◆ Task prompt
Give each line of the records again exactly and omit every picture.

***** Provided data *****

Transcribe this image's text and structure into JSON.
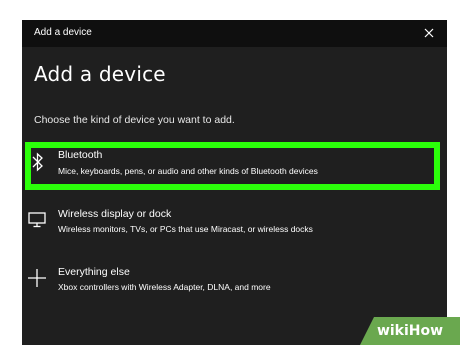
{
  "window": {
    "title": "Add a device"
  },
  "main": {
    "heading": "Add a device",
    "subheading": "Choose the kind of device you want to add."
  },
  "options": [
    {
      "icon": "bluetooth-icon",
      "label": "Bluetooth",
      "description": "Mice, keyboards, pens, or audio and other kinds of Bluetooth devices"
    },
    {
      "icon": "monitor-icon",
      "label": "Wireless display or dock",
      "description": "Wireless monitors, TVs, or PCs that use Miracast, or wireless docks"
    },
    {
      "icon": "plus-icon",
      "label": "Everything else",
      "description": "Xbox controllers with Wireless Adapter, DLNA, and more"
    }
  ],
  "watermark": {
    "text": "wikiHow"
  },
  "colors": {
    "dialog_background": "#1f1f1f",
    "titlebar_background": "#0f0f0f",
    "highlight": "#2bff0a",
    "text": "#ffffff",
    "watermark_background": "#6aa84f"
  }
}
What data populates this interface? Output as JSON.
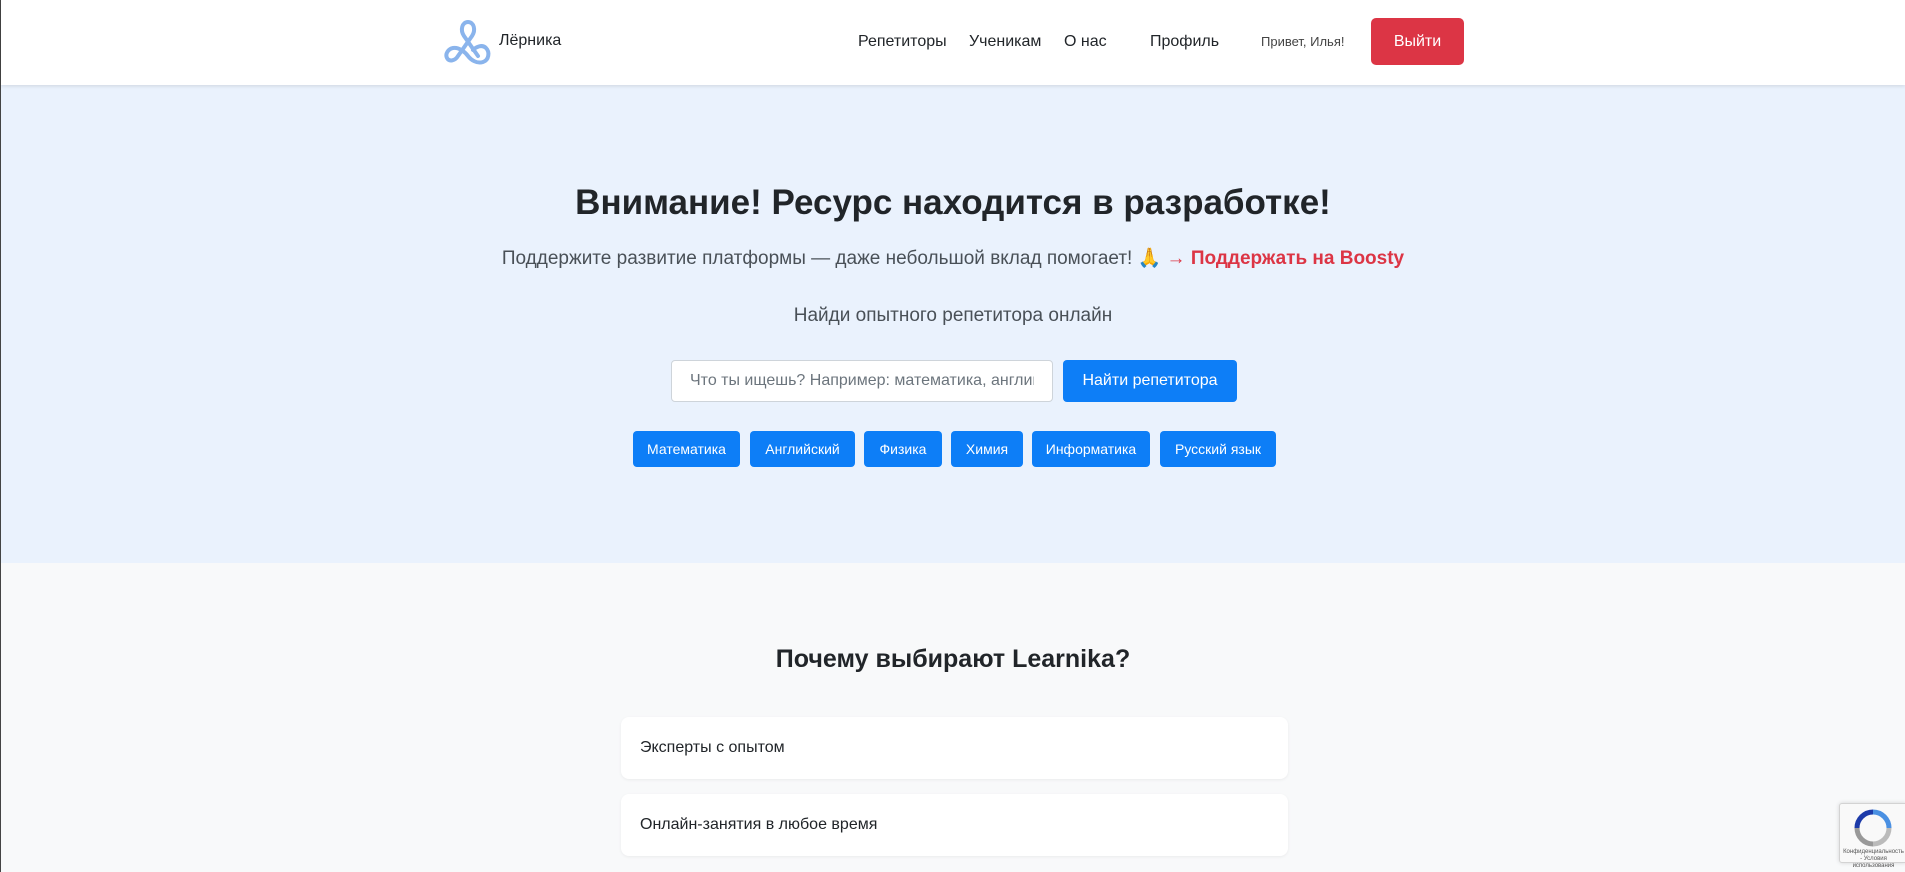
{
  "header": {
    "logo_text": "Лёрника",
    "nav": [
      "Репетиторы",
      "Ученикам",
      "О нас",
      "Профиль"
    ],
    "greeting": "Привет, Илья!",
    "logout_label": "Выйти"
  },
  "hero": {
    "title": "Внимание! Ресурс находится в разработке!",
    "support_text": "Поддержите развитие платформы — даже небольшой вклад помогает! 🙏",
    "support_arrow": "→",
    "support_link": "Поддержать на Boosty",
    "tagline": "Найди опытного репетитора онлайн",
    "search_placeholder": "Что ты ищешь? Например: математика, английский",
    "search_button": "Найти репетитора",
    "tags": [
      "Математика",
      "Английский",
      "Физика",
      "Химия",
      "Информатика",
      "Русский язык"
    ]
  },
  "why": {
    "title": "Почему выбирают Learnika?",
    "features": [
      "Эксперты с опытом",
      "Онлайн-занятия в любое время"
    ]
  },
  "recaptcha": {
    "text": "Конфиденциальность - Условия использования"
  },
  "colors": {
    "accent": "#0d7ef7",
    "danger": "#dc3545",
    "hero_bg": "#eaf2fd"
  }
}
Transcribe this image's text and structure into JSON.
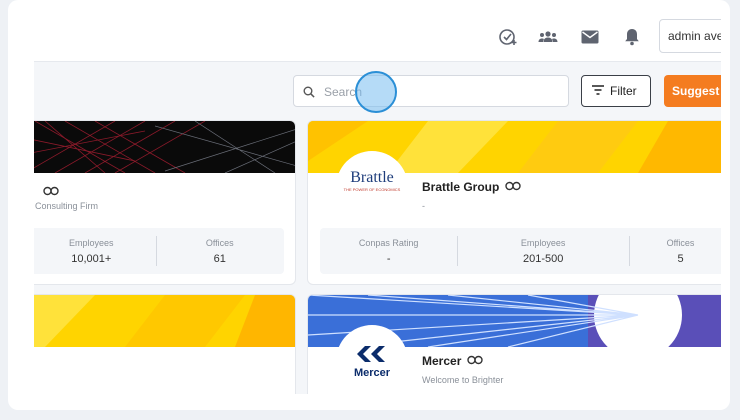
{
  "topbar": {
    "icons": [
      "task-add-icon",
      "users-icon",
      "mail-icon",
      "bell-icon"
    ],
    "user_label": "admin ave"
  },
  "toolbar": {
    "search_placeholder": "Search",
    "filter_label": "Filter",
    "suggest_label": "Suggest C"
  },
  "cards": [
    {
      "type_label": "Consulting Firm",
      "stats": [
        {
          "label": "Employees",
          "value": "10,001+"
        },
        {
          "label": "Offices",
          "value": "61"
        }
      ]
    },
    {
      "logo_text": "Brattle",
      "logo_sub": "THE POWER OF ECONOMICS",
      "name": "Brattle Group",
      "tagline": "-",
      "stats": [
        {
          "label": "Conpas Rating",
          "value": "-"
        },
        {
          "label": "Employees",
          "value": "201-500"
        },
        {
          "label": "Offices",
          "value": "5"
        }
      ]
    },
    {
      "logo_text": "Mercer",
      "name": "Mercer",
      "tagline": "Welcome to Brighter"
    }
  ],
  "colors": {
    "accent_orange": "#f47c20",
    "banner_yellow": "#ffd400",
    "banner_blue": "#3a6fd8",
    "mercer_navy": "#0b2c6b"
  }
}
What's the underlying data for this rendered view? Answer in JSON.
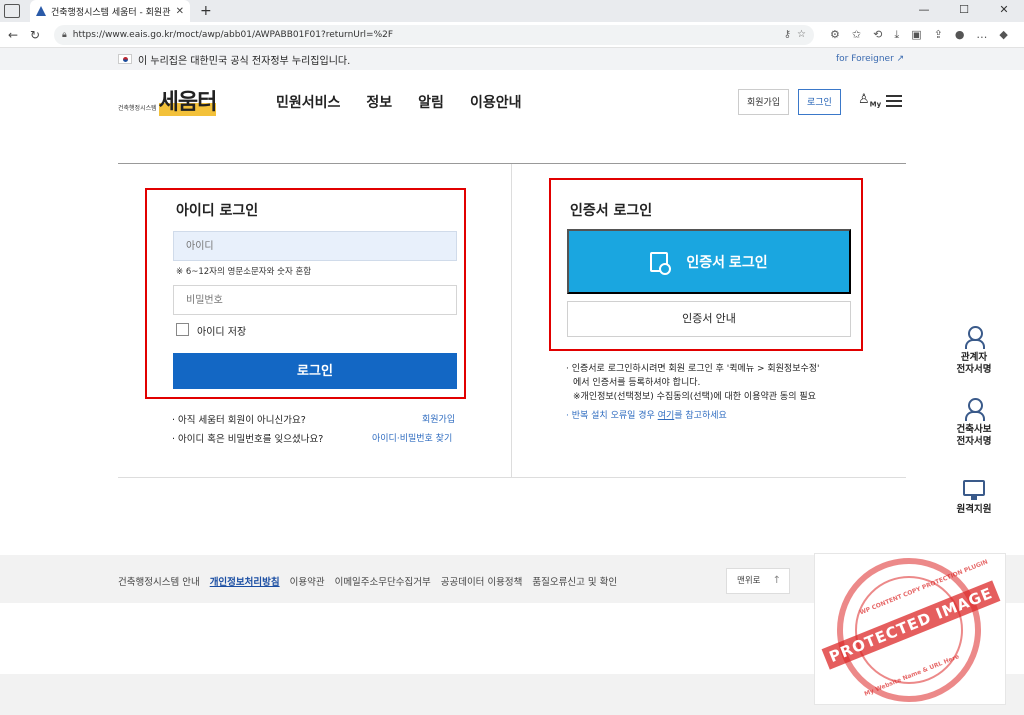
{
  "browser": {
    "tab_title": "건축행정시스템 세움터 - 회원관리",
    "tab_close": "✕",
    "new_tab": "+",
    "url": "https://www.eais.go.kr/moct/awp/abb01/AWPABB01F01?returnUrl=%2F"
  },
  "gov_banner": {
    "text": "이 누리집은 대한민국 공식 전자정부 누리집입니다.",
    "foreigner_link": "for Foreigner ↗"
  },
  "header": {
    "logo_small": "건축행정시스템",
    "logo_main": "세움터",
    "nav": [
      "민원서비스",
      "정보",
      "알림",
      "이용안내"
    ],
    "join_button": "회원가입",
    "login_button": "로그인",
    "my_label": "My"
  },
  "id_login": {
    "title": "아이디 로그인",
    "id_placeholder": "아이디",
    "id_hint": "※ 6~12자의 영문소문자와 숫자 혼합",
    "pw_placeholder": "비밀번호",
    "save_id_label": "아이디 저장",
    "login_button": "로그인",
    "q1": "· 아직 세움터 회원이 아니신가요?",
    "q1_link": "회원가입",
    "q2": "· 아이디 혹은 비밀번호를 잊으셨나요?",
    "q2_link": "아이디·비밀번호 찾기"
  },
  "cert_login": {
    "title": "인증서 로그인",
    "cert_button": "인증서 로그인",
    "guide_button": "인증서 안내",
    "note1": "· 인증서로 로그인하시려면 회원 로그인 후 '퀵메뉴 > 회원정보수정'",
    "note2": "에서 인증서를 등록하셔야 합니다.",
    "note3": "※개인정보(선택정보) 수집동의(선택)에 대한 이용약관 동의 필요",
    "note4_pre": "· 반복 설치 오류일 경우 ",
    "note4_link": "여기",
    "note4_post": "를 참고하세요"
  },
  "quick_menu": [
    {
      "line1": "관계자",
      "line2": "전자서명"
    },
    {
      "line1": "건축사보",
      "line2": "전자서명"
    },
    {
      "line1": "원격지원",
      "line2": ""
    }
  ],
  "footer": {
    "links": [
      "건축행정시스템 안내",
      "개인정보처리방침",
      "이용약관",
      "이메일주소무단수집거부",
      "공공데이터 이용정책",
      "품질오류신고 및 확인"
    ],
    "to_top": "맨위로"
  },
  "stamp": {
    "main": "PROTECTED IMAGE",
    "top": "WP CONTENT COPY PROTECTION PLUGIN",
    "bottom": "My Website Name & URL Here"
  },
  "colors": {
    "primary_button": "#1367c4",
    "cert_button": "#1aa6e0",
    "highlight_border": "#e10000",
    "link": "#2f6cc0"
  }
}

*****

◆ Response
Transcribe this image's text and structure into JSON.
{
  "window": {
    "title": "Add a device"
  },
  "main": {
    "heading": "Add a device",
    "subheading": "Choose the kind of device you want to add."
  },
  "options": [
    {
      "icon": "bluetooth-icon",
      "label": "Bluetooth",
      "description": "Mice, keyboards, pens, or audio and other kinds of Bluetooth devices"
    },
    {
      "icon": "monitor-icon",
      "label": "Wireless display or dock",
      "description": "Wireless monitors, TVs, or PCs that use Miracast, or wireless docks"
    },
    {
      "icon": "plus-icon",
      "label": "Everything else",
      "description": "Xbox controllers with Wireless Adapter, DLNA, and more"
    }
  ],
  "watermark": {
    "text": "wikiHow"
  },
  "colors": {
    "dialog_background": "#1f1f1f",
    "titlebar_background": "#0f0f0f",
    "highlight": "#2bff0a",
    "text": "#ffffff",
    "watermark_background": "#6aa84f"
  }
}
What data populates this interface? Output as JSON.
{
  "header": {
    "logo_text": "Лёрника",
    "nav": [
      "Репетиторы",
      "Ученикам",
      "О нас",
      "Профиль"
    ],
    "greeting": "Привет, Илья!",
    "logout_label": "Выйти"
  },
  "hero": {
    "title": "Внимание! Ресурс находится в разработке!",
    "support_text": "Поддержите развитие платформы — даже небольшой вклад помогает! 🙏",
    "support_arrow": "→",
    "support_link": "Поддержать на Boosty",
    "tagline": "Найди опытного репетитора онлайн",
    "search_placeholder": "Что ты ищешь? Например: математика, английский",
    "search_button": "Найти репетитора",
    "tags": [
      "Математика",
      "Английский",
      "Физика",
      "Химия",
      "Информатика",
      "Русский язык"
    ]
  },
  "why": {
    "title": "Почему выбирают Learnika?",
    "features": [
      "Эксперты с опытом",
      "Онлайн-занятия в любое время"
    ]
  },
  "recaptcha": {
    "text": "Конфиденциальность - Условия использования"
  },
  "colors": {
    "accent": "#0d7ef7",
    "danger": "#dc3545",
    "hero_bg": "#eaf2fd"
  }
}
Transcribe this image's text and structure into JSON.
{
  "topbar": {
    "icons": [
      "task-add-icon",
      "users-icon",
      "mail-icon",
      "bell-icon"
    ],
    "user_label": "admin ave"
  },
  "toolbar": {
    "search_placeholder": "Search",
    "filter_label": "Filter",
    "suggest_label": "Suggest C"
  },
  "cards": [
    {
      "type_label": "Consulting Firm",
      "stats": [
        {
          "label": "Employees",
          "value": "10,001+"
        },
        {
          "label": "Offices",
          "value": "61"
        }
      ]
    },
    {
      "logo_text": "Brattle",
      "logo_sub": "THE POWER OF ECONOMICS",
      "name": "Brattle Group",
      "tagline": "-",
      "stats": [
        {
          "label": "Conpas Rating",
          "value": "-"
        },
        {
          "label": "Employees",
          "value": "201-500"
        },
        {
          "label": "Offices",
          "value": "5"
        }
      ]
    },
    {
      "logo_text": "Mercer",
      "name": "Mercer",
      "tagline": "Welcome to Brighter"
    }
  ],
  "colors": {
    "accent_orange": "#f47c20",
    "banner_yellow": "#ffd400",
    "banner_blue": "#3a6fd8",
    "mercer_navy": "#0b2c6b"
  }
}
What's the underlying data for this rendered view? Answer in JSON.
{
  "browser": {
    "tab_title": "건축행정시스템 세움터 - 회원관리",
    "tab_close": "✕",
    "new_tab": "+",
    "url": "https://www.eais.go.kr/moct/awp/abb01/AWPABB01F01?returnUrl=%2F"
  },
  "gov_banner": {
    "text": "이 누리집은 대한민국 공식 전자정부 누리집입니다.",
    "foreigner_link": "for Foreigner ↗"
  },
  "header": {
    "logo_small": "건축행정시스템",
    "logo_main": "세움터",
    "nav": [
      "민원서비스",
      "정보",
      "알림",
      "이용안내"
    ],
    "join_button": "회원가입",
    "login_button": "로그인",
    "my_label": "My"
  },
  "id_login": {
    "title": "아이디 로그인",
    "id_placeholder": "아이디",
    "id_hint": "※ 6~12자의 영문소문자와 숫자 혼합",
    "pw_placeholder": "비밀번호",
    "save_id_label": "아이디 저장",
    "login_button": "로그인",
    "q1": "· 아직 세움터 회원이 아니신가요?",
    "q1_link": "회원가입",
    "q2": "· 아이디 혹은 비밀번호를 잊으셨나요?",
    "q2_link": "아이디·비밀번호 찾기"
  },
  "cert_login": {
    "title": "인증서 로그인",
    "cert_button": "인증서 로그인",
    "guide_button": "인증서 안내",
    "note1": "· 인증서로 로그인하시려면 회원 로그인 후 '퀵메뉴 > 회원정보수정'",
    "note2": "에서 인증서를 등록하셔야 합니다.",
    "note3": "※개인정보(선택정보) 수집동의(선택)에 대한 이용약관 동의 필요",
    "note4_pre": "· 반복 설치 오류일 경우 ",
    "note4_link": "여기",
    "note4_post": "를 참고하세요"
  },
  "quick_menu": [
    {
      "line1": "관계자",
      "line2": "전자서명"
    },
    {
      "line1": "건축사보",
      "line2": "전자서명"
    },
    {
      "line1": "원격지원",
      "line2": ""
    }
  ],
  "footer": {
    "links": [
      "건축행정시스템 안내",
      "개인정보처리방침",
      "이용약관",
      "이메일주소무단수집거부",
      "공공데이터 이용정책",
      "품질오류신고 및 확인"
    ],
    "to_top": "맨위로"
  },
  "stamp": {
    "main": "PROTECTED IMAGE",
    "top": "WP CONTENT COPY PROTECTION PLUGIN",
    "bottom": "My Website Name & URL Here"
  },
  "colors": {
    "primary_button": "#1367c4",
    "cert_button": "#1aa6e0",
    "highlight_border": "#e10000",
    "link": "#2f6cc0"
  }
}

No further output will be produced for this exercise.